• TASK DESCRIPTION:
Check every line below for the word "glyph" and copy each one that has it.

• INPUT MATERIAL:
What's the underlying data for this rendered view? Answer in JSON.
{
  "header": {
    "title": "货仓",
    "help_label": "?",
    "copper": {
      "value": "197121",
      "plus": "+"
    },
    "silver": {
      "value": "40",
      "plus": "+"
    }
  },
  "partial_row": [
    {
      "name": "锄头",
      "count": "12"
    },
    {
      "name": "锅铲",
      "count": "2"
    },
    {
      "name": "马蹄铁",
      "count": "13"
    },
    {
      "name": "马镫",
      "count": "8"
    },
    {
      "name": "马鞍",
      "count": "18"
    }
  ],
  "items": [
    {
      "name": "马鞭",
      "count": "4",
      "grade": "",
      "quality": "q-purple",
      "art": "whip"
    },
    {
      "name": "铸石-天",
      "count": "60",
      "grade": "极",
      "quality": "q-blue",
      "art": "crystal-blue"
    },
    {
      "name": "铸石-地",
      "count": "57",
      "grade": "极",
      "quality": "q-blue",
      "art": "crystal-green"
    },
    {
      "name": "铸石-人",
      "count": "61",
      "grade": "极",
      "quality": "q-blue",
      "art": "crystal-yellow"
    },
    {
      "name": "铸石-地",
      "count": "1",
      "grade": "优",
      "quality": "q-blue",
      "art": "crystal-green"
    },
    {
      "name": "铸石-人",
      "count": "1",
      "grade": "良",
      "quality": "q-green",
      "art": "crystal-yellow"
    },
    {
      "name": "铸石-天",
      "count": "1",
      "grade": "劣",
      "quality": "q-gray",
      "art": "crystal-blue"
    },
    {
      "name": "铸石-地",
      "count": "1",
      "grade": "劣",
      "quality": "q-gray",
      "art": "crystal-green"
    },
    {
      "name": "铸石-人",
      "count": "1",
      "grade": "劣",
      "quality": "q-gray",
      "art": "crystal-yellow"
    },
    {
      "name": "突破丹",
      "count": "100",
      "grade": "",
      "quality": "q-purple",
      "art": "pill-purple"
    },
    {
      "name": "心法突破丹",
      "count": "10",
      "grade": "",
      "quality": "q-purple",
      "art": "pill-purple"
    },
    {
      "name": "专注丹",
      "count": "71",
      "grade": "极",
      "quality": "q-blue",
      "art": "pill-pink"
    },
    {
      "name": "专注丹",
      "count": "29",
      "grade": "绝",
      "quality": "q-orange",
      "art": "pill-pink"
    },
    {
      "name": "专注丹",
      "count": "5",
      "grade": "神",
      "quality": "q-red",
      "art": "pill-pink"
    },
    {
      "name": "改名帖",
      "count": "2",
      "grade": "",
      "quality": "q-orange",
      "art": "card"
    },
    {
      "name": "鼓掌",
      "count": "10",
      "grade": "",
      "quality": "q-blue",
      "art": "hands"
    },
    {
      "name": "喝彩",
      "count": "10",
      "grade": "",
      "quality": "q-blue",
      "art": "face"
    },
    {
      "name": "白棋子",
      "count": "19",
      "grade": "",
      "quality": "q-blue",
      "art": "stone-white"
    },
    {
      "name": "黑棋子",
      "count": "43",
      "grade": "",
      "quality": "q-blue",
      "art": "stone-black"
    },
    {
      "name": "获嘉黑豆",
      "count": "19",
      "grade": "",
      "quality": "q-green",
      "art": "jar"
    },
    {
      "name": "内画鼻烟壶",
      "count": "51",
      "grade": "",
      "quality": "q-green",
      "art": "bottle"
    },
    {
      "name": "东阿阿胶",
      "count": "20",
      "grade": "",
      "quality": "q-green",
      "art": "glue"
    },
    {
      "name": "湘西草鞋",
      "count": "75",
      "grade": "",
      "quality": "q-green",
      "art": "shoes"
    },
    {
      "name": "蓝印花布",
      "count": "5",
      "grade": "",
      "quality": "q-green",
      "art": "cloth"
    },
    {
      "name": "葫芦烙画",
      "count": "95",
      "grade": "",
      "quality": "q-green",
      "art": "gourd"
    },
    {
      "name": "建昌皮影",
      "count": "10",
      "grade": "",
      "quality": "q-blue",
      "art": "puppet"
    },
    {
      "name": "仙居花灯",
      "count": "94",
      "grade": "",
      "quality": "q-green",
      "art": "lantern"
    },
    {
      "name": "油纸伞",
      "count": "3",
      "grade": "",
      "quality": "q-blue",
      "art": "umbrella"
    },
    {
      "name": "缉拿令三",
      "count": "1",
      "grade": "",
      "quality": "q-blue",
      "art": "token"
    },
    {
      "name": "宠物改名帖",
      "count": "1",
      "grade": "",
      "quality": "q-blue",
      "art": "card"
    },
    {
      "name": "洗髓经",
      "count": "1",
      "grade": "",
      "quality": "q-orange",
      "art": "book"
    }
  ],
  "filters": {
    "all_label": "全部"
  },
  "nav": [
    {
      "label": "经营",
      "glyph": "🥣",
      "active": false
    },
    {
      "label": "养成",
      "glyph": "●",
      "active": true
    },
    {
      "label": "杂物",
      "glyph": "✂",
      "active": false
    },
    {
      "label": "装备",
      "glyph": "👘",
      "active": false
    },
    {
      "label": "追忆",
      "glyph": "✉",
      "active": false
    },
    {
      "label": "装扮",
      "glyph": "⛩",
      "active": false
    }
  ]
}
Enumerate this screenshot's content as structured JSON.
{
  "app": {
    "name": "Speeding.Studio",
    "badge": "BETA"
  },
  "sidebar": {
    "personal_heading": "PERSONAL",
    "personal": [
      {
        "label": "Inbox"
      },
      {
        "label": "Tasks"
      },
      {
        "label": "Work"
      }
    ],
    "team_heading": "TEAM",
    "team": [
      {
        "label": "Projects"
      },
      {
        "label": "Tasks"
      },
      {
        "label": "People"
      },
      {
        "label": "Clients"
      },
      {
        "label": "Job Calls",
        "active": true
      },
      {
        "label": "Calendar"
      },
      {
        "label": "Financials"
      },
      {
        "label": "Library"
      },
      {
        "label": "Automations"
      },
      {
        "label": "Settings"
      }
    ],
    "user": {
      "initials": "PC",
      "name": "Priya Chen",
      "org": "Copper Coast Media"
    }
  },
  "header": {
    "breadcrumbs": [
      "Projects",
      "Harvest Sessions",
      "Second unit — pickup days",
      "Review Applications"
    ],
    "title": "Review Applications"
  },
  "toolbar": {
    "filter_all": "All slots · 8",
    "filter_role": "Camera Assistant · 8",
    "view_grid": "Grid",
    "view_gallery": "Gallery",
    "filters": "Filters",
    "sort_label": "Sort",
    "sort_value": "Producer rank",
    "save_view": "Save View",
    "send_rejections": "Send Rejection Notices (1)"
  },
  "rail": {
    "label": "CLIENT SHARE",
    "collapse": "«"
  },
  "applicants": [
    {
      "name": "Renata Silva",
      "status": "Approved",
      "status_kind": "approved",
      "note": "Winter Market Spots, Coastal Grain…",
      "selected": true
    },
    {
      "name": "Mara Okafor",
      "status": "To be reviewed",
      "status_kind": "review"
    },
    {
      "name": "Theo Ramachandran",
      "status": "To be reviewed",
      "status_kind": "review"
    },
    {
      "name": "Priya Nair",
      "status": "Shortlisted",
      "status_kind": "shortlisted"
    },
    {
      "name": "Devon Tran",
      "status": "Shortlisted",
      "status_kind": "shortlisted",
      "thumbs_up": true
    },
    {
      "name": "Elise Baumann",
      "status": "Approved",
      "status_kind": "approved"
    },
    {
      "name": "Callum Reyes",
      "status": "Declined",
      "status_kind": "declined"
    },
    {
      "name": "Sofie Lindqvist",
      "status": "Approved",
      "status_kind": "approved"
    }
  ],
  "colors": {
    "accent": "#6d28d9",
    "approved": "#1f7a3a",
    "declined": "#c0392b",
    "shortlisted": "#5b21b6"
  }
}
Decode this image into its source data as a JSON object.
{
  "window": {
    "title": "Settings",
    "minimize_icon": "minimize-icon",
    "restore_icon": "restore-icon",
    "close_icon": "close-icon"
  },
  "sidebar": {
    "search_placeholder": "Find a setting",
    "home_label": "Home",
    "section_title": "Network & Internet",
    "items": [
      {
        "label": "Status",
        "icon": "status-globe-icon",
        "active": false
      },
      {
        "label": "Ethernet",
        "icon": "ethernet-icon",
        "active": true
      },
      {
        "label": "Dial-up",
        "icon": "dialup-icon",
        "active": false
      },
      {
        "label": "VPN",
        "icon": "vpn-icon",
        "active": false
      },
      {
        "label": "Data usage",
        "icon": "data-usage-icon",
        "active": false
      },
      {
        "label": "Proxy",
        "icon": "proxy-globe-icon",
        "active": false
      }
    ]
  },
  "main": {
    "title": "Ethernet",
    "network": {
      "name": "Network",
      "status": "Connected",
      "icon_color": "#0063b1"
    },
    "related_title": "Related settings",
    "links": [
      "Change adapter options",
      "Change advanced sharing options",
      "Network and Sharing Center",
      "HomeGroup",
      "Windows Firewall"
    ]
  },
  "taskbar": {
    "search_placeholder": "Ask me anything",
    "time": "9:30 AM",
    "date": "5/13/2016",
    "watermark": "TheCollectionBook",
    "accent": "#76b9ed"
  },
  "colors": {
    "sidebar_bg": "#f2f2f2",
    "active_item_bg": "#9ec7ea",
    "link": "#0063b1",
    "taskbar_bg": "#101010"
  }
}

• YOUR RESPONSE:
      "glyph": "🥣",
      "glyph": "●",
      "glyph": "✂",
      "glyph": "👘",
      "glyph": "✉",
      "glyph": "⛩",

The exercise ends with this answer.